::: Exercise input

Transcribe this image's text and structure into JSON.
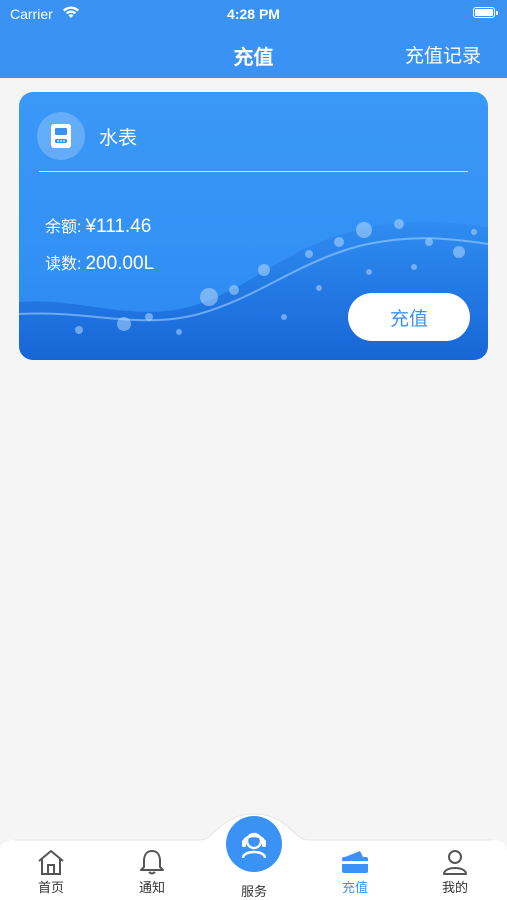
{
  "status_bar": {
    "carrier": "Carrier",
    "time": "4:28 PM"
  },
  "nav": {
    "title": "充值",
    "right_action": "充值记录"
  },
  "card": {
    "meter_name": "水表",
    "balance_label": "余额:",
    "balance_value": "¥111.46",
    "reading_label": "读数:",
    "reading_value": "200.00L",
    "recharge_button": "充值"
  },
  "tabbar": {
    "items": [
      {
        "label": "首页",
        "icon": "home-icon",
        "active": false
      },
      {
        "label": "通知",
        "icon": "bell-icon",
        "active": false
      },
      {
        "label": "服务",
        "icon": "customer-service-icon",
        "active": false
      },
      {
        "label": "充值",
        "icon": "wallet-card-icon",
        "active": true
      },
      {
        "label": "我的",
        "icon": "user-icon",
        "active": false
      }
    ]
  },
  "colors": {
    "primary": "#3a93f4",
    "background": "#f5f5f5",
    "text": "#333333"
  }
}
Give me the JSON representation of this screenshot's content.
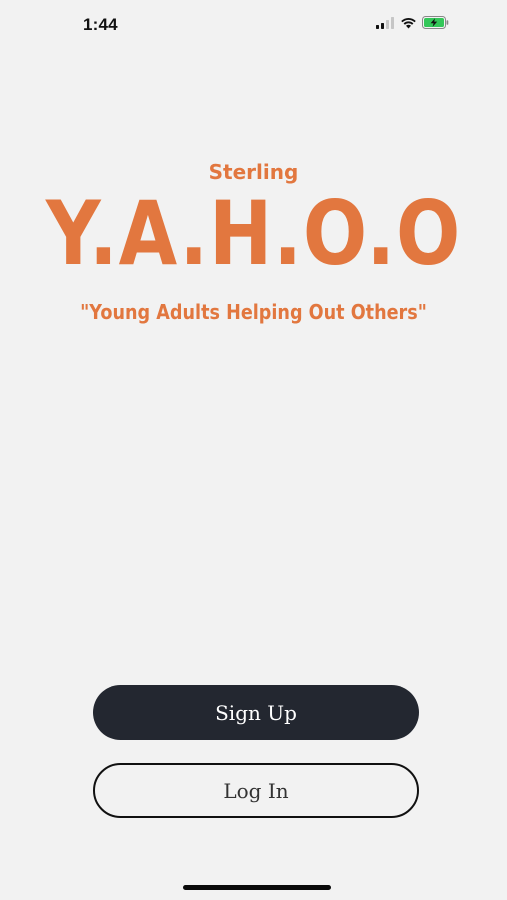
{
  "status_bar": {
    "time": "1:44",
    "icons": [
      "signal-icon",
      "wifi-icon",
      "battery-charging-icon"
    ]
  },
  "brand": {
    "sub": "Sterling",
    "title": "Y.A.H.O.O",
    "tagline": "\"Young Adults Helping Out Others\"",
    "color": "#e2773f"
  },
  "actions": {
    "signup_label": "Sign Up",
    "login_label": "Log In"
  },
  "colors": {
    "background": "#f2f2f2",
    "primary_button": "#232730",
    "battery_charging": "#34c759"
  }
}
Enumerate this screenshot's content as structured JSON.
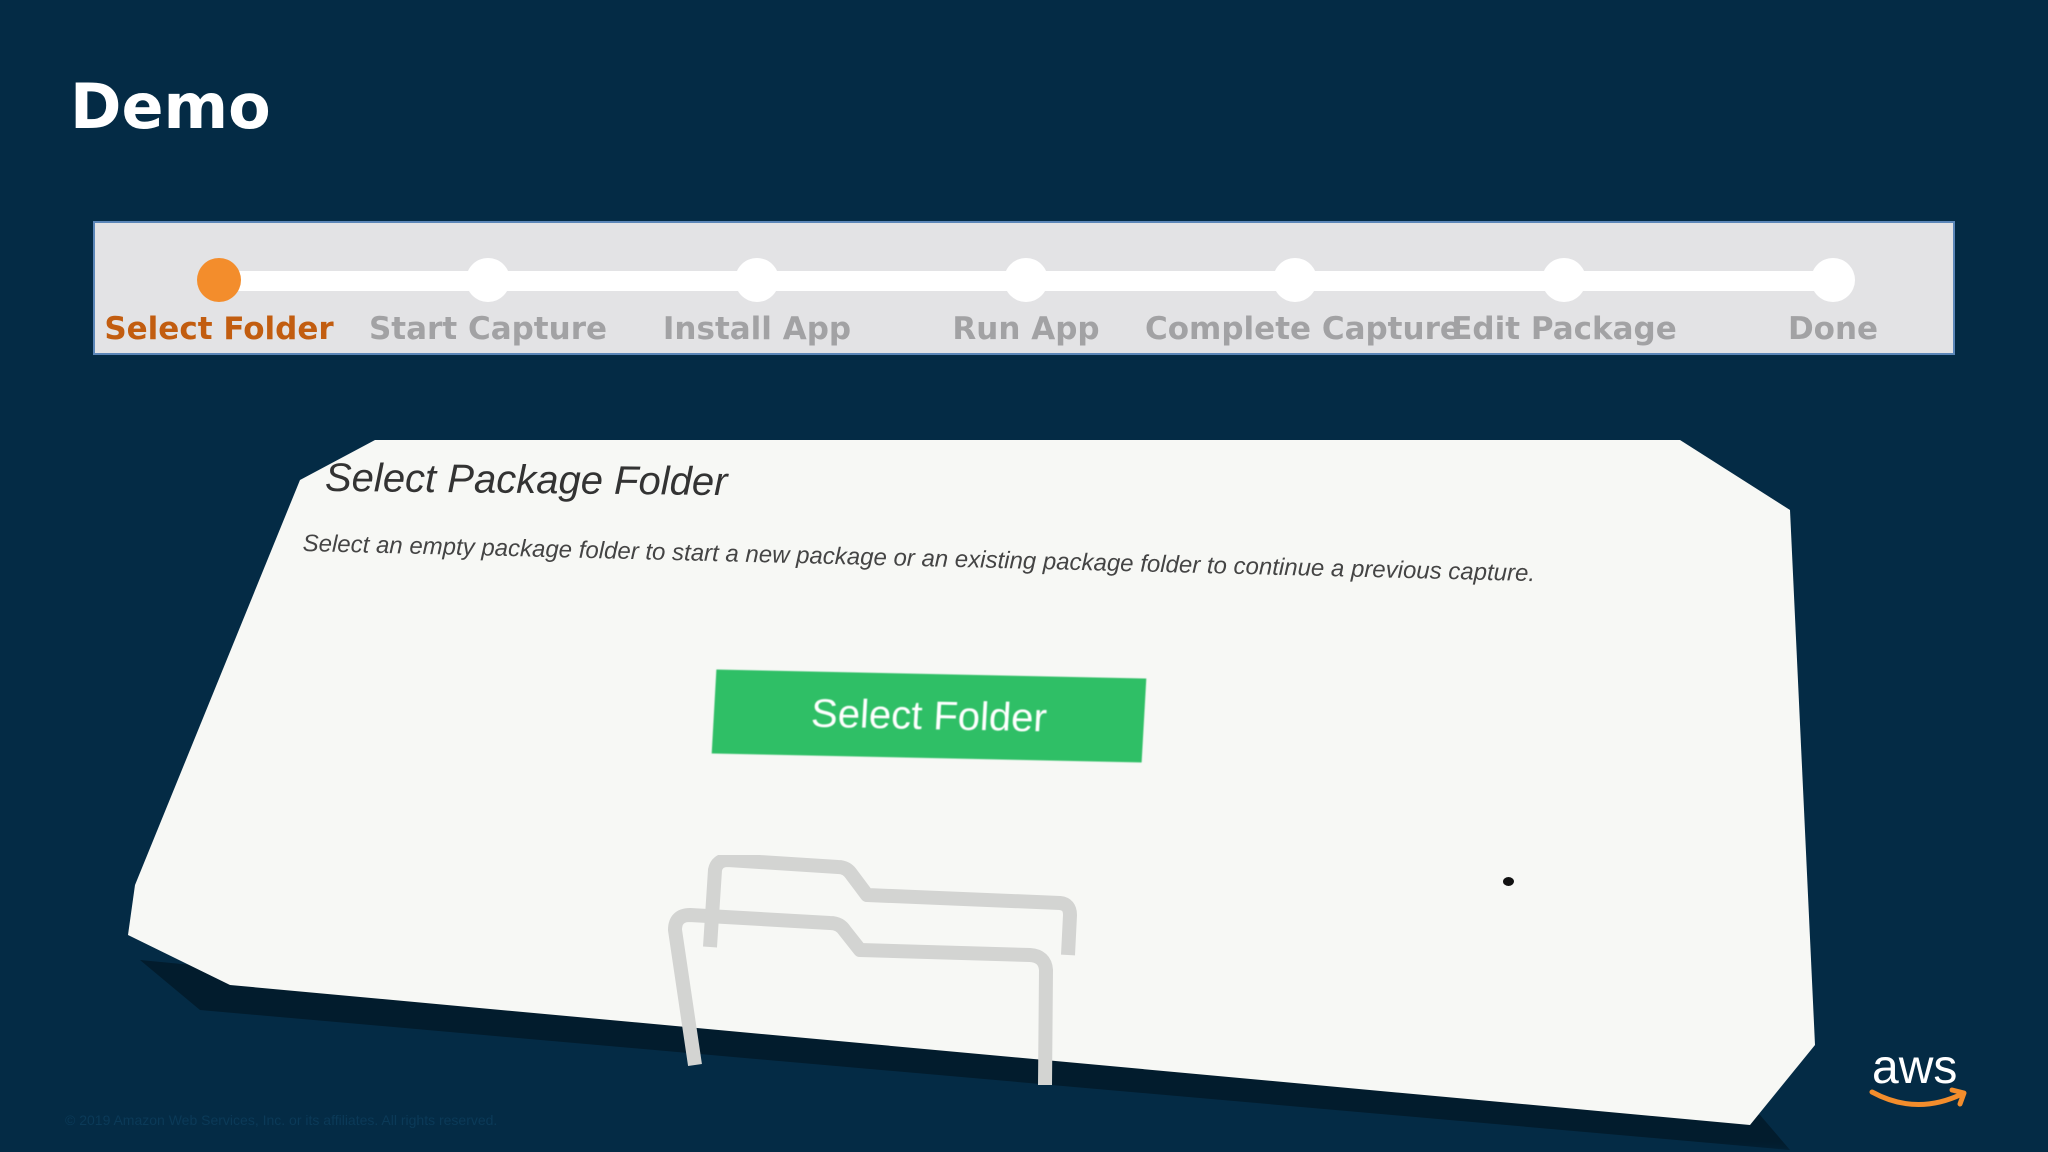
{
  "slide": {
    "title": "Demo",
    "copyright": "© 2019 Amazon Web Services, Inc. or its affiliates. All rights reserved."
  },
  "stepper": {
    "active_index": 0,
    "steps": [
      {
        "label": "Select Folder"
      },
      {
        "label": "Start Capture"
      },
      {
        "label": "Install App"
      },
      {
        "label": "Run App"
      },
      {
        "label": "Complete Capture"
      },
      {
        "label": "Edit Package"
      },
      {
        "label": "Done"
      }
    ]
  },
  "card": {
    "title": "Select Package Folder",
    "description": "Select an empty package folder to start a new package or an existing package folder to continue a previous capture.",
    "button_label": "Select Folder",
    "icon": "folder-icon"
  },
  "brand": {
    "logo_text": "aws",
    "accent_color": "#f38d2c",
    "button_color": "#2fbf66",
    "background_color": "#042b45"
  }
}
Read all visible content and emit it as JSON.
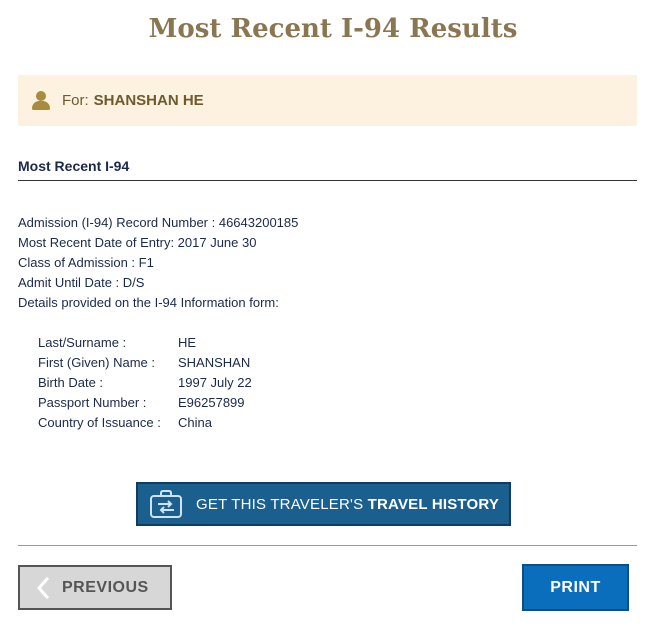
{
  "page": {
    "title": "Most Recent I-94 Results"
  },
  "traveler": {
    "for_label": "For:",
    "name": "SHANSHAN HE"
  },
  "section": {
    "title": "Most Recent I-94"
  },
  "record": {
    "rows": [
      "Admission (I-94) Record Number : 46643200185",
      "Most Recent Date of Entry: 2017 June 30",
      "Class of Admission : F1",
      "Admit Until Date : D/S",
      "Details provided on the I-94 Information form:"
    ]
  },
  "details": [
    {
      "label": "Last/Surname :",
      "value": "HE"
    },
    {
      "label": "First (Given) Name :",
      "value": "SHANSHAN"
    },
    {
      "label": "Birth Date :",
      "value": "1997 July 22"
    },
    {
      "label": "Passport Number :",
      "value": "E96257899"
    },
    {
      "label": "Country of Issuance :",
      "value": "China"
    }
  ],
  "history_button": {
    "prefix": "GET THIS TRAVELER'S ",
    "emphasis": "TRAVEL HISTORY",
    "icon": "briefcase-arrows-icon"
  },
  "footer": {
    "previous_label": "PREVIOUS",
    "print_label": "PRINT"
  },
  "colors": {
    "title": "#8a7650",
    "banner_bg": "#fdf1e0",
    "primary": "#0a6ebd",
    "history_btn": "#1b5f8f"
  }
}
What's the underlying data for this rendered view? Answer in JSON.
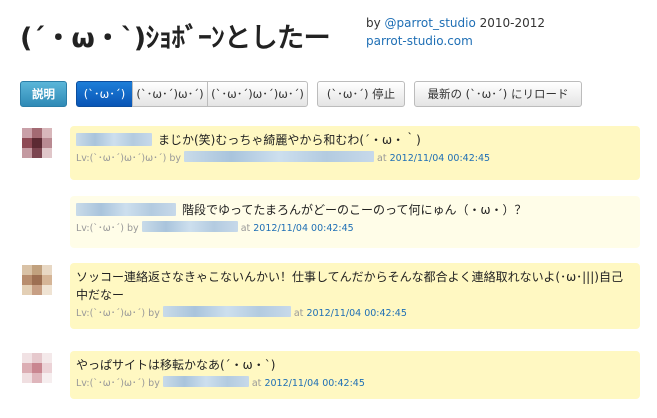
{
  "header": {
    "title": "(´・ω・`)ｼｮﾎﾞｰﾝとしたー",
    "credit_prefix": "by ",
    "credit_handle": "@parrot_studio",
    "credit_years": " 2010-2012",
    "credit_site": "parrot-studio.com"
  },
  "toolbar": {
    "info_label": "説明",
    "levels": [
      "(`･ω･´)",
      "(`･ω･´)ω･´)",
      "(`･ω･´)ω･´)ω･´)"
    ],
    "stop_label": "(`･ω･´) 停止",
    "reload_label": "最新の (`･ω･´) にリロード"
  },
  "colors": {
    "bubble": "#fff8c2",
    "bubble_light": "#fffde8",
    "primary": "#0955b6",
    "info": "#2f8ab6",
    "link": "#1f6fb5"
  },
  "posts": [
    {
      "text": "まじか(笑)むっちゃ綺麗やから和むわ(´・ω・｀)",
      "level": "Lv:(`･ω･´)ω･´)ω･´)",
      "by": " by ",
      "at": " at ",
      "timestamp": "2012/11/04 00:42:45"
    },
    {
      "text": "階段でゆってたまろんがどーのこーのって何にゅん（・ω・）？",
      "level": "Lv:(`･ω･´)",
      "by": " by ",
      "at": " at ",
      "timestamp": "2012/11/04 00:42:45"
    },
    {
      "text": "ソッコー連絡返さなきゃこないんかい！仕事してんだからそんな都合よく連絡取れないよ(･ω･|||)自己中だなー",
      "level": "Lv:(`･ω･´)ω･´)",
      "by": " by ",
      "at": " at ",
      "timestamp": "2012/11/04 00:42:45"
    },
    {
      "text": "やっぱサイトは移転かなあ(´・ω・`)",
      "level": "Lv:(`･ω･´)ω･´)",
      "by": " by ",
      "at": " at ",
      "timestamp": "2012/11/04 00:42:45"
    }
  ]
}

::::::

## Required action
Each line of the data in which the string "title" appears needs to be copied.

## Exercise result
    "title": "充值",
    "title": "Y.A.H.O.O",
    "title": "Demo",
    "title": "Select Package Folder",
    "title": "Most Recent I-94 Results"
    "title": "Most Recent I-94"
    "title": "#8a7650",
    "title": "(´・ω・`)ｼｮﾎﾞｰﾝとしたー",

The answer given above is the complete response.